Try it » Copy each entry below exactly as it appears.

Records drawn from a dataset »
....

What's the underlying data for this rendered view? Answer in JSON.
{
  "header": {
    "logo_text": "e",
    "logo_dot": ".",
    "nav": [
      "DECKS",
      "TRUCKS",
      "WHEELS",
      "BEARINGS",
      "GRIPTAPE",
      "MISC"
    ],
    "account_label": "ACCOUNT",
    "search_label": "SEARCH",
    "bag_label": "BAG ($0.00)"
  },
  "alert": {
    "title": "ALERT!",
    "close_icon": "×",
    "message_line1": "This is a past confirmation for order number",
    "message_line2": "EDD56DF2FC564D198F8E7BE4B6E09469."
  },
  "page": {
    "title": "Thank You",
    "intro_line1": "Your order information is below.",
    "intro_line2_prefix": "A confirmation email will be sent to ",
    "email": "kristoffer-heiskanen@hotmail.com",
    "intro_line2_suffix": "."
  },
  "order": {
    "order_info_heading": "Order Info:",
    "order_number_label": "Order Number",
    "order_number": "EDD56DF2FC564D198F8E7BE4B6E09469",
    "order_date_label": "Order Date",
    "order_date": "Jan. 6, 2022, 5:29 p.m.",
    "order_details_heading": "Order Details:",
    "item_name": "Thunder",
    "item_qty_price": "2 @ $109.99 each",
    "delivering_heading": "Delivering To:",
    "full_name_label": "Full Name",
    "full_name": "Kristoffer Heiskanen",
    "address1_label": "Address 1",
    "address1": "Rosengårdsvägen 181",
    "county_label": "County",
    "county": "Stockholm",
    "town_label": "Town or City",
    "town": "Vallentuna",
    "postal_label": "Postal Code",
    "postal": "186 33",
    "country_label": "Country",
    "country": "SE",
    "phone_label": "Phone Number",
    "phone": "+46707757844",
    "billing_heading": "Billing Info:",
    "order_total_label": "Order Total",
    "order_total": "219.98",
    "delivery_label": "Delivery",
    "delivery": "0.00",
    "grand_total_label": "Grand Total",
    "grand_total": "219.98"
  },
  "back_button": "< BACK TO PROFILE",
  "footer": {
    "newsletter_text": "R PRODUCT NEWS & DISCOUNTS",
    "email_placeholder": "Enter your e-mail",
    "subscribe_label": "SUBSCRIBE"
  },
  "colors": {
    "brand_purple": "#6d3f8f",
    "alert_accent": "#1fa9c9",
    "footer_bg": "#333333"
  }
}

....

Solution to this exercise »
What's the underlying data for this rendered view? Answer in JSON.
{
  "header": {
    "logo_text": "e",
    "logo_dot": ".",
    "nav": [
      "DECKS",
      "TRUCKS",
      "WHEELS",
      "BEARINGS",
      "GRIPTAPE",
      "MISC"
    ],
    "account_label": "ACCOUNT",
    "search_label": "SEARCH",
    "bag_label": "BAG ($0.00)"
  },
  "alert": {
    "title": "ALERT!",
    "close_icon": "×",
    "message_line1": "This is a past confirmation for order number",
    "message_line2": "EDD56DF2FC564D198F8E7BE4B6E09469."
  },
  "page": {
    "title": "Thank You",
    "intro_line1": "Your order information is below.",
    "intro_line2_prefix": "A confirmation email will be sent to ",
    "email": "kristoffer-heiskanen@hotmail.com",
    "intro_line2_suffix": "."
  },
  "order": {
    "order_info_heading": "Order Info:",
    "order_number_label": "Order Number",
    "order_number": "EDD56DF2FC564D198F8E7BE4B6E09469",
    "order_date_label": "Order Date",
    "order_date": "Jan. 6, 2022, 5:29 p.m.",
    "order_details_heading": "Order Details:",
    "item_name": "Thunder",
    "item_qty_price": "2 @ $109.99 each",
    "delivering_heading": "Delivering To:",
    "full_name_label": "Full Name",
    "full_name": "Kristoffer Heiskanen",
    "address1_label": "Address 1",
    "address1": "Rosengårdsvägen 181",
    "county_label": "County",
    "county": "Stockholm",
    "town_label": "Town or City",
    "town": "Vallentuna",
    "postal_label": "Postal Code",
    "postal": "186 33",
    "country_label": "Country",
    "country": "SE",
    "phone_label": "Phone Number",
    "phone": "+46707757844",
    "billing_heading": "Billing Info:",
    "order_total_label": "Order Total",
    "order_total": "219.98",
    "delivery_label": "Delivery",
    "delivery": "0.00",
    "grand_total_label": "Grand Total",
    "grand_total": "219.98"
  },
  "back_button": "< BACK TO PROFILE",
  "footer": {
    "newsletter_text": "R PRODUCT NEWS & DISCOUNTS",
    "email_placeholder": "Enter your e-mail",
    "subscribe_label": "SUBSCRIBE"
  },
  "colors": {
    "brand_purple": "#6d3f8f",
    "alert_accent": "#1fa9c9",
    "footer_bg": "#333333"
  }
}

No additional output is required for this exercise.